NASA Headquarters, Washington, DC
Oct. 1, 1998
Think about this: Forty years ago, jet passenger service was a novelty. Global communications meant a telephone line laid across the bottom of the Atlantic Ocean. When NASA was first getting started, the only way to track hurricanes was to fly planes directly over and into the storms. Our universe -- even the cosmic neighborhood just above our atmosphere -- was a mystery. In 1958, sending humans to the moon was pure science fiction.
But we dared to dream. We imagined what could be possible. And then along with our partners in industry and academia, we went to work.
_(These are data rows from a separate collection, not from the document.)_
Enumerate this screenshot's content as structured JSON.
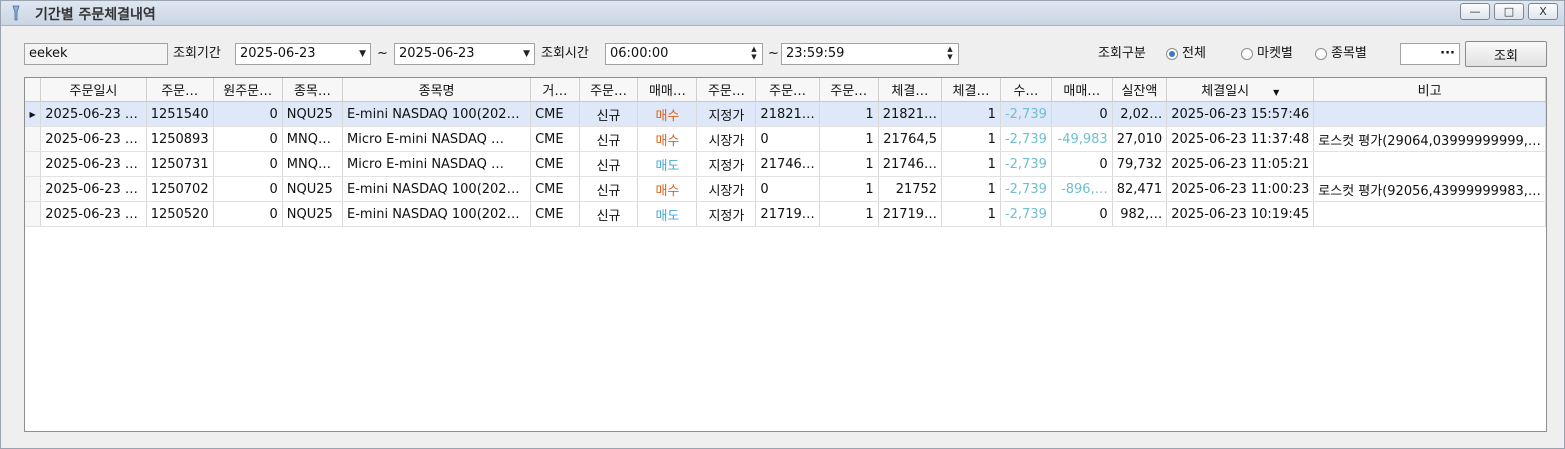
{
  "window": {
    "title": "기간별 주문체결내역",
    "min_label": "—",
    "max_label": "□",
    "close_label": "X"
  },
  "filter": {
    "account": "eekek",
    "period_label": "조회기간",
    "date_from": "2025-06-23",
    "tilde1": "~",
    "date_to": "2025-06-23",
    "time_label": "조회시간",
    "time_from": "06:00:00",
    "tilde2": "~",
    "time_to": "23:59:59",
    "type_label": "조회구분",
    "radio_all": "전체",
    "radio_market": "마켓별",
    "radio_item": "종목별",
    "browse_label": "···",
    "search_label": "조회"
  },
  "table": {
    "columns": [
      "주문일시",
      "주문…",
      "원주문…",
      "종목…",
      "종목명",
      "거…",
      "주문…",
      "매매…",
      "주문…",
      "주문…",
      "주문…",
      "체결…",
      "체결…",
      "수…",
      "매매…",
      "실잔액",
      "체결일시",
      "비고"
    ],
    "rows": [
      [
        "2025-06-23 …",
        "1251540",
        "0",
        "NQU25",
        "E-mini NASDAQ 100(202…",
        "CME",
        "신규",
        "매수",
        "지정가",
        "21821…",
        "1",
        "21821…",
        "1",
        "-2,739",
        "0",
        "2,02…",
        "2025-06-23 15:57:46",
        ""
      ],
      [
        "2025-06-23 …",
        "1250893",
        "0",
        "MNQ…",
        "Micro E-mini NASDAQ …",
        "CME",
        "신규",
        "매수",
        "시장가",
        "0",
        "1",
        "21764,5",
        "1",
        "-2,739",
        "-49,983",
        "27,010",
        "2025-06-23 11:37:48",
        "로스컷 평가(29064,03999999999,…"
      ],
      [
        "2025-06-23 …",
        "1250731",
        "0",
        "MNQ…",
        "Micro E-mini NASDAQ …",
        "CME",
        "신규",
        "매도",
        "지정가",
        "21746…",
        "1",
        "21746…",
        "1",
        "-2,739",
        "0",
        "79,732",
        "2025-06-23 11:05:21",
        ""
      ],
      [
        "2025-06-23 …",
        "1250702",
        "0",
        "NQU25",
        "E-mini NASDAQ 100(202…",
        "CME",
        "신규",
        "매수",
        "시장가",
        "0",
        "1",
        "21752",
        "1",
        "-2,739",
        "-896,…",
        "82,471",
        "2025-06-23 11:00:23",
        "로스컷 평가(92056,43999999983,…"
      ],
      [
        "2025-06-23 …",
        "1250520",
        "0",
        "NQU25",
        "E-mini NASDAQ 100(202…",
        "CME",
        "신규",
        "매도",
        "지정가",
        "21719…",
        "1",
        "21719…",
        "1",
        "-2,739",
        "0",
        "982,…",
        "2025-06-23 10:19:45",
        ""
      ]
    ]
  },
  "colors": {
    "buy": "#d9641c",
    "sell": "#4aa8d2",
    "negative": "#6fbfd0",
    "selected_row": "#dfe8f8"
  }
}
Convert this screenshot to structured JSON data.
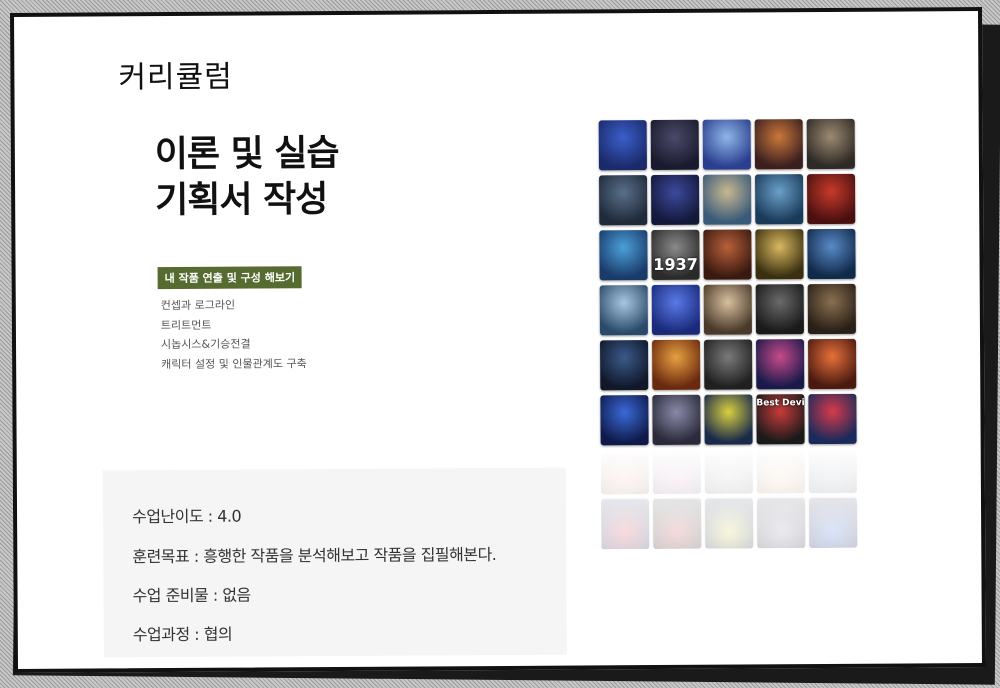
{
  "section_title": "커리큘럼",
  "headline": {
    "line1": "이론 및 실습",
    "line2": "기획서 작성"
  },
  "tag": "내 작품 연출 및 구성 해보기",
  "topics": [
    "컨셉과 로그라인",
    "트리트먼트",
    "시놉시스&기승전결",
    "캐릭터 설정 및 인물관계도 구축"
  ],
  "info": {
    "difficulty": "수업난이도 : 4.0",
    "goal": "훈련목표 : 흥행한 작품을 분석해보고 작품을 집필해본다.",
    "prep": "수업 준비물 : 없음",
    "process": "수업과정 : 협의"
  },
  "covers": [
    {
      "c1": "#1b2a6b",
      "c2": "#3a5fc9",
      "label": ""
    },
    {
      "c1": "#1a1a2e",
      "c2": "#4a4a6a",
      "label": ""
    },
    {
      "c1": "#2a3f8f",
      "c2": "#8fb6e8",
      "label": ""
    },
    {
      "c1": "#3b1f1f",
      "c2": "#c9783a",
      "label": ""
    },
    {
      "c1": "#2f2a26",
      "c2": "#9c8a72",
      "label": ""
    },
    {
      "c1": "#1f2a3a",
      "c2": "#5a6f8a",
      "label": ""
    },
    {
      "c1": "#14183a",
      "c2": "#3c4a9c",
      "label": ""
    },
    {
      "c1": "#3a5a7a",
      "c2": "#c8b890",
      "label": ""
    },
    {
      "c1": "#1a3a5a",
      "c2": "#6aa0c8",
      "label": ""
    },
    {
      "c1": "#4a1010",
      "c2": "#c83a2a",
      "label": ""
    },
    {
      "c1": "#1a3a6a",
      "c2": "#4aa0d8",
      "label": ""
    },
    {
      "c1": "#2a2a2a",
      "c2": "#8a8a8a",
      "label": "1937"
    },
    {
      "c1": "#3a1a10",
      "c2": "#b8603a",
      "label": ""
    },
    {
      "c1": "#3a3010",
      "c2": "#d8b860",
      "label": ""
    },
    {
      "c1": "#102a4a",
      "c2": "#5a8ac8",
      "label": ""
    },
    {
      "c1": "#2a4a6a",
      "c2": "#a8c8e0",
      "label": ""
    },
    {
      "c1": "#1a2a7a",
      "c2": "#5a7ae8",
      "label": ""
    },
    {
      "c1": "#4a3a2a",
      "c2": "#d8c0a0",
      "label": ""
    },
    {
      "c1": "#1a1a1a",
      "c2": "#6a6a6a",
      "label": ""
    },
    {
      "c1": "#2a2018",
      "c2": "#8a7050",
      "label": ""
    },
    {
      "c1": "#10182a",
      "c2": "#3a5a8a",
      "label": ""
    },
    {
      "c1": "#6a2a10",
      "c2": "#e8a040",
      "label": ""
    },
    {
      "c1": "#202020",
      "c2": "#7a7a7a",
      "label": ""
    },
    {
      "c1": "#1a1a4a",
      "c2": "#c84a8a",
      "label": ""
    },
    {
      "c1": "#4a1a10",
      "c2": "#e8703a",
      "label": ""
    },
    {
      "c1": "#101a4a",
      "c2": "#3a6ad8",
      "label": ""
    },
    {
      "c1": "#2a2a3a",
      "c2": "#8a8aa8",
      "label": ""
    },
    {
      "c1": "#1a2a4a",
      "c2": "#d8d040",
      "label": ""
    },
    {
      "c1": "#1a1a1a",
      "c2": "#c83a3a",
      "label": "Best Devil"
    },
    {
      "c1": "#1a2a5a",
      "c2": "#d83a4a",
      "label": ""
    }
  ]
}
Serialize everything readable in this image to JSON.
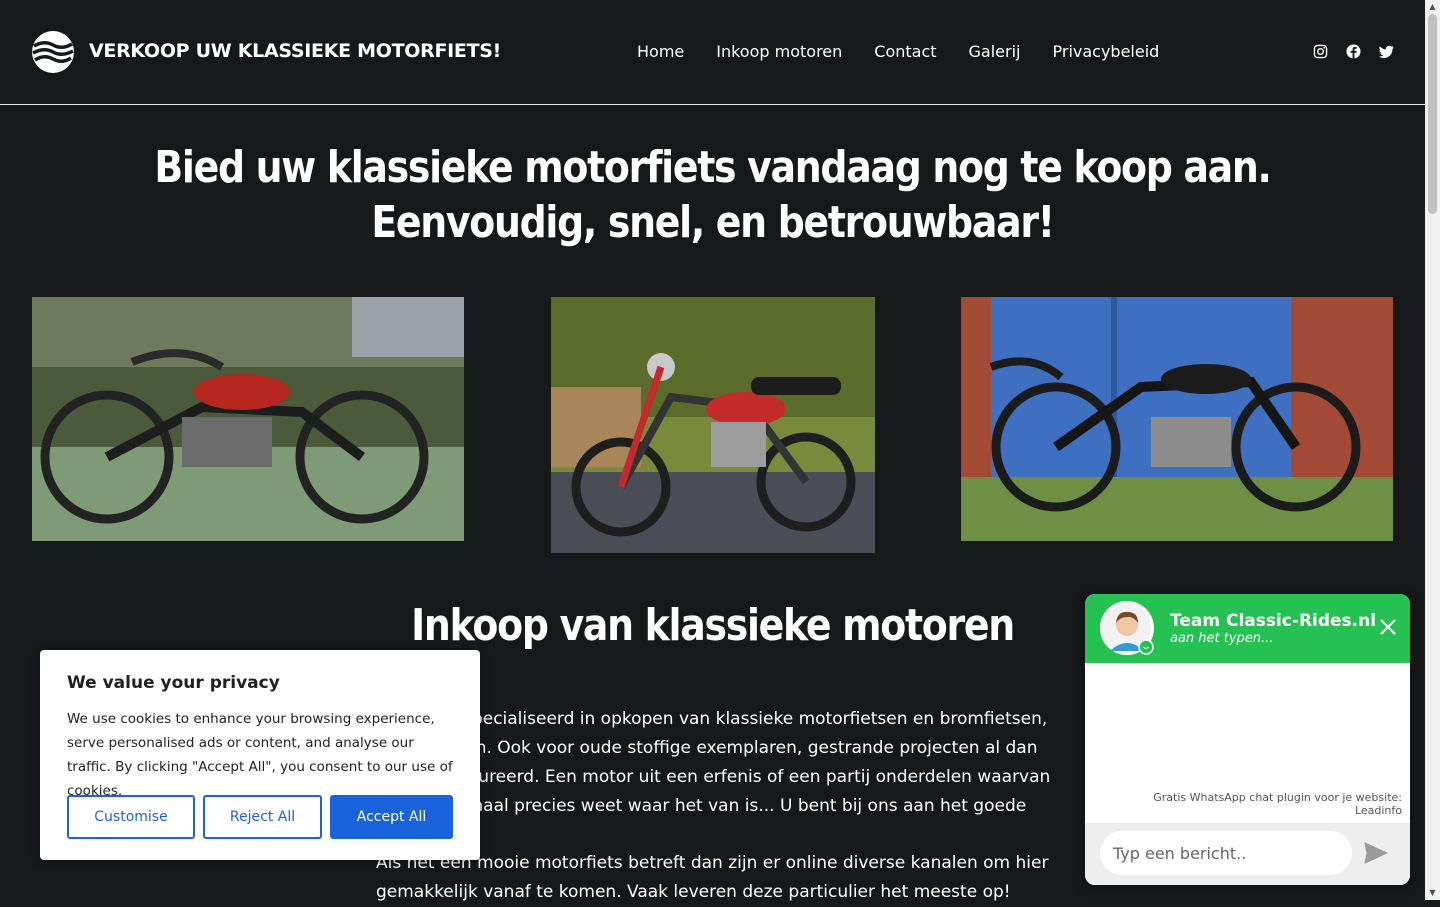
{
  "header": {
    "site_title": "VERKOOP UW KLASSIEKE MOTORFIETS!",
    "nav": [
      "Home",
      "Inkoop motoren",
      "Contact",
      "Galerij",
      "Privacybeleid"
    ],
    "social_icons": [
      "instagram-icon",
      "facebook-icon",
      "twitter-icon"
    ]
  },
  "hero": {
    "title_line1": "Bied uw klassieke motorfiets vandaag nog te koop aan.",
    "title_line2": "Eenvoudig, snel, en betrouwbaar!"
  },
  "section": {
    "title": "Inkoop van klassieke motoren",
    "paragraph1": "Wij zijn gespecialiseerd in opkopen van klassieke motorfietsen en bromfietsen, in alle staten. Ook voor oude stoffige exemplaren, gestrande projecten al dan niet gerestaureerd. Een motor uit een erfenis of een partij onderdelen waarvan u niet helemaal precies weet waar het van is... U bent bij ons aan het goede adres!",
    "paragraph2": "Als het een mooie motorfiets betreft dan zijn er online diverse kanalen om hier gemakkelijk vanaf te komen. Vaak leveren deze particulier het meeste op!"
  },
  "cookie": {
    "title": "We value your privacy",
    "text": "We use cookies to enhance your browsing experience, serve personalised ads or content, and analyse our traffic. By clicking \"Accept All\", you consent to our use of cookies.",
    "customise": "Customise",
    "reject": "Reject All",
    "accept": "Accept All"
  },
  "whatsapp": {
    "name": "Team Classic-Rides.nl",
    "status": "aan het typen...",
    "credit_line1": "Gratis WhatsApp chat plugin voor je website:",
    "credit_line2": "Leadinfo",
    "input_placeholder": "Typ een bericht..",
    "accent": "#25c152"
  },
  "colors": {
    "background": "#17181a",
    "cookie_accent": "#1863dc"
  }
}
In 1998, hundreds of millions of people ride American jets each year and new designs for flight go higher, faster and farther than ever before. Global space communications have helped create a global community. Weather satellites can detect the early evolution of an El Ni–o condition months in advance. There are still many mysteries to be solved, but Voyager, Galileo, the Hubble Space Telescope and other planetary and astronomy missions have circled neighboring planets, given us our first direct evidence that black holes exist, and begun to peer back at the very beginning of our universe. A space program that is forty years old has sent astronauts to the moon, robots to Mars, spacecraft to the furthest reaches of our solar system, and soon will help build the International Space Station. And for every step we take out there, we have contributed to a better quality of life right here. That is true whether it be the Òspin-offÓ technology that helps us detect breast cancer earlier, or the child who looks up and knows that no longer is the sky the limit; it is the stars and beyond.
NASA has had a great forty years, but what the American people can be most proud of is this: when it comes to pioneering the future, we are just getting started. What will always define this aeronautics and space program -- and this country -- is our firm belief that there will forever be something to invent, somewhere to discover, someplace to visit.
Rest assured, NASA will do its best in the next forty years to find out just what and where that will be.
NASA Headquarters, Washington, DC
September 30, 1998
On Thursday, October 1, at 2 pm EDT, Administrator Daniel Goldin will kick off NASA's celebration with an address to all employees from the NASA Headquarters auditorium. He will be joined by Susan Eisenhower, President of Eisenhower Inc. and a visiting fellow at Harvard University, who will provide NASA employees with an historical context within which to consider their many accomplishments. The Headquarters 40th anniversary program will be carried live on NASA Television. (NASA Television is available on GE-2, transponder 9C.)
NASA will continue to celebrate its 40th anniversary throughout the year by looking toward the future with its various missions. On October 25, the Deep Space 1 mission will be launched to demonstrate the first ion propulsion engine to operate in deep space.
On October 29, NASA will nod to the past when Senator John Glenn joins the rest of the STS-95 crew aboard Space Shuttle Discovery. In November and December, the first components of the International Space Station will be launched from Baikonur, Kazahkstan, and Kennedy Space Center, Florida, beginning a new era in long-term human space exploration.
NASA will return to Mars with the launches of the Mars Climate Orbiter in December 1998 and the Mars Polar Lander in January 1999. Also, early in 1999, NASA will continue its commitment to cutting-edge astronomy by launching the Advanced X- ray Astrophysics Facility.
Not content with looking only outward, NASA will turn its vision to our own planet with the launch of the QuikScat satellite on November 24, a "faster, better, cheaper" mission that will study ocean winds and add to our knowledge of El Nino. The EOS- AM-1 satellite, scheduled for launch in the summer of 1999, will be the first of a new constellation of Earth Observing Satellites.
NASA will also continue its ground-breaking aeronautics research by testing new propulsion technology with the Hyper-X program. Looking toward the next 40 years, the X-33 and X-34 programs will begin flight demonstration tests in mid-1999 that will lead to the next generation space launch vehicle.
Since its inception in 1958, NASA has accomplished many great scientific and technological feats. At its 40th anniversary, NASA remains a leading force in scientific research and continues to stimulate public interest in aeronautics and aerospace exploration, science, and technology. Perhaps more importantly, NASA's exploration of space has taught humankind to view the Earth and the universe in a new way.
More information on NASA's future programs can be found on the NASA Homepage.
For further information on NASA's origins and accomplishments, browse through the 40th anniversary page.